Problem:
For each line below that holds "author", return the line as it stands.

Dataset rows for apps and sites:
==================================================

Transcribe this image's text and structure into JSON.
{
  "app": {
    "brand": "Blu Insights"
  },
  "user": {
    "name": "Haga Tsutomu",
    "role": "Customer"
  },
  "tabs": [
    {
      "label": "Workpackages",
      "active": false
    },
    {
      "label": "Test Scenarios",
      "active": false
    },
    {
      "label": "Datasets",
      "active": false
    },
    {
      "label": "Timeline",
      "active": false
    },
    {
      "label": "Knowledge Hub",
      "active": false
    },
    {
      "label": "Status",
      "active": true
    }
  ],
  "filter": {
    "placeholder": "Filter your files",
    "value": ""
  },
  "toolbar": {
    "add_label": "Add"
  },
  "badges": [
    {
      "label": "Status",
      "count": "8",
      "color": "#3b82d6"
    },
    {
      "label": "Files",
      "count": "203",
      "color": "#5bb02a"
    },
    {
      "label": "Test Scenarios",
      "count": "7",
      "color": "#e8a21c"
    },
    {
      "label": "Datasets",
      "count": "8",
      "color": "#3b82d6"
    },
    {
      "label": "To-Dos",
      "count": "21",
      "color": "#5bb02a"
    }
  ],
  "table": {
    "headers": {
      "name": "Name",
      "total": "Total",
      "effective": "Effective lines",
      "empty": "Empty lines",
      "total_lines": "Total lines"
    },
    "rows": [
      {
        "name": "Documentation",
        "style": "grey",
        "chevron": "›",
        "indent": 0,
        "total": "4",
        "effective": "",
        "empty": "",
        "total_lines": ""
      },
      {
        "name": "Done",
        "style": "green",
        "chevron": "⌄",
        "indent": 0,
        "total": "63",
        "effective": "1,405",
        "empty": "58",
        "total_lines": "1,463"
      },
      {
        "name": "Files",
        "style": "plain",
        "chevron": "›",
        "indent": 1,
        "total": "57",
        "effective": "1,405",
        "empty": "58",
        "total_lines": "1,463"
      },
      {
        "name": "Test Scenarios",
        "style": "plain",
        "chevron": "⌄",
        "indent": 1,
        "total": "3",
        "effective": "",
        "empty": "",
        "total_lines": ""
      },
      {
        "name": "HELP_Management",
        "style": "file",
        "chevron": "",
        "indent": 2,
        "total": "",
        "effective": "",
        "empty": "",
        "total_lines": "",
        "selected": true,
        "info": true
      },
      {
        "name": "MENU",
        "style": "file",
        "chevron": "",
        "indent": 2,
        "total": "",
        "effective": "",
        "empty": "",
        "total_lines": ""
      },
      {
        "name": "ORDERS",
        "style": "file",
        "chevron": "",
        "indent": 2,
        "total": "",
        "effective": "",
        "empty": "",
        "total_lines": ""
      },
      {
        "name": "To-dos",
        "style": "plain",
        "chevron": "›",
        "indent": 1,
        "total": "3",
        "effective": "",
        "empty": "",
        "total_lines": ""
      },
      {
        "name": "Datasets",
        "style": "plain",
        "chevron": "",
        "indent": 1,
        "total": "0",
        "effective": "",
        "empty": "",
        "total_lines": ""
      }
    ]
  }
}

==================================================

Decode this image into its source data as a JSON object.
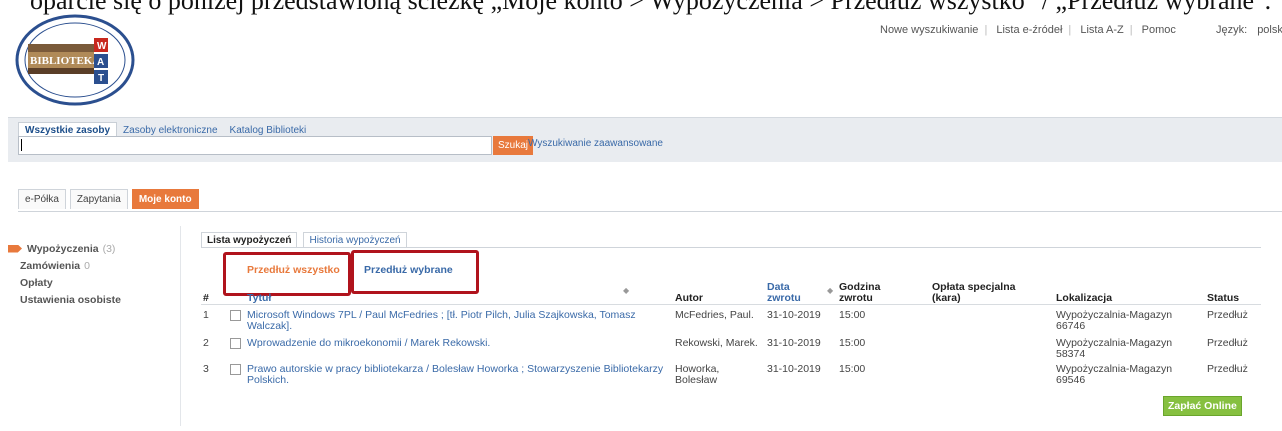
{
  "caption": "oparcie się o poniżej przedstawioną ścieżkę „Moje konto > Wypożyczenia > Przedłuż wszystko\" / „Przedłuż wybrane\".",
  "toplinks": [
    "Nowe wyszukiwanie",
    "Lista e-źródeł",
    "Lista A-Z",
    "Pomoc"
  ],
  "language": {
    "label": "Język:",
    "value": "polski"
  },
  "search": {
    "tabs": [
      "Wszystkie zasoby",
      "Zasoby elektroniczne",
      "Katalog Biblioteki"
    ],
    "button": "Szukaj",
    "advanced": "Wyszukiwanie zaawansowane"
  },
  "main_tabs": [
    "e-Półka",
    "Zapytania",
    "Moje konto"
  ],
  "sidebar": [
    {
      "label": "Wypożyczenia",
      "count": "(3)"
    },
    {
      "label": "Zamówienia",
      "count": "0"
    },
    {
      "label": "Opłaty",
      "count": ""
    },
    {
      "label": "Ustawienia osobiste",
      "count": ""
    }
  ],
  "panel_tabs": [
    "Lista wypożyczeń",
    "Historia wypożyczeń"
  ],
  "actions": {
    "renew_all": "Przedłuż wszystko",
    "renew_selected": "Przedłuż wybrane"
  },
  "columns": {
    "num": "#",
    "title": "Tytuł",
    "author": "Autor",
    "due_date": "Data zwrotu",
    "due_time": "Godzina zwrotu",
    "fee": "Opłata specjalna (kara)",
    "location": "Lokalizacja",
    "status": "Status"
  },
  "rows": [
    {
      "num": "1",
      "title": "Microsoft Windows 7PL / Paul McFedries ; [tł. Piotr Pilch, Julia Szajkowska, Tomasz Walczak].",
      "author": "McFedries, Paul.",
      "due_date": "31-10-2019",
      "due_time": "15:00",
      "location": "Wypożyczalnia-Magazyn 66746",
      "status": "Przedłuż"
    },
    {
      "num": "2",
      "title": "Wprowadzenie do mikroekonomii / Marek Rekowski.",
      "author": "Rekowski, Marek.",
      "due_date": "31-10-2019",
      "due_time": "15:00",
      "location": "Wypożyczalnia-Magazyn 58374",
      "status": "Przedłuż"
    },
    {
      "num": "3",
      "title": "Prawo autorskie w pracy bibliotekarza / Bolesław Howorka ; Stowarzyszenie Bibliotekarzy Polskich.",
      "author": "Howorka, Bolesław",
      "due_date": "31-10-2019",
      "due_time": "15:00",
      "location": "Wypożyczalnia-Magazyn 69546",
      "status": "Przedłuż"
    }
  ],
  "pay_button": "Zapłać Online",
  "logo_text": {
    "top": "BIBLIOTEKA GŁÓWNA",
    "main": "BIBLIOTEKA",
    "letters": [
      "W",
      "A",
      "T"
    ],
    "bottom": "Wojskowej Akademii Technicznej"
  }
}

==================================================

Answer box:
    "author": "Autor",
      "author": "McFedries, Paul.",
      "author": "Rekowski, Marek.",
      "author": "Howorka, Bolesław",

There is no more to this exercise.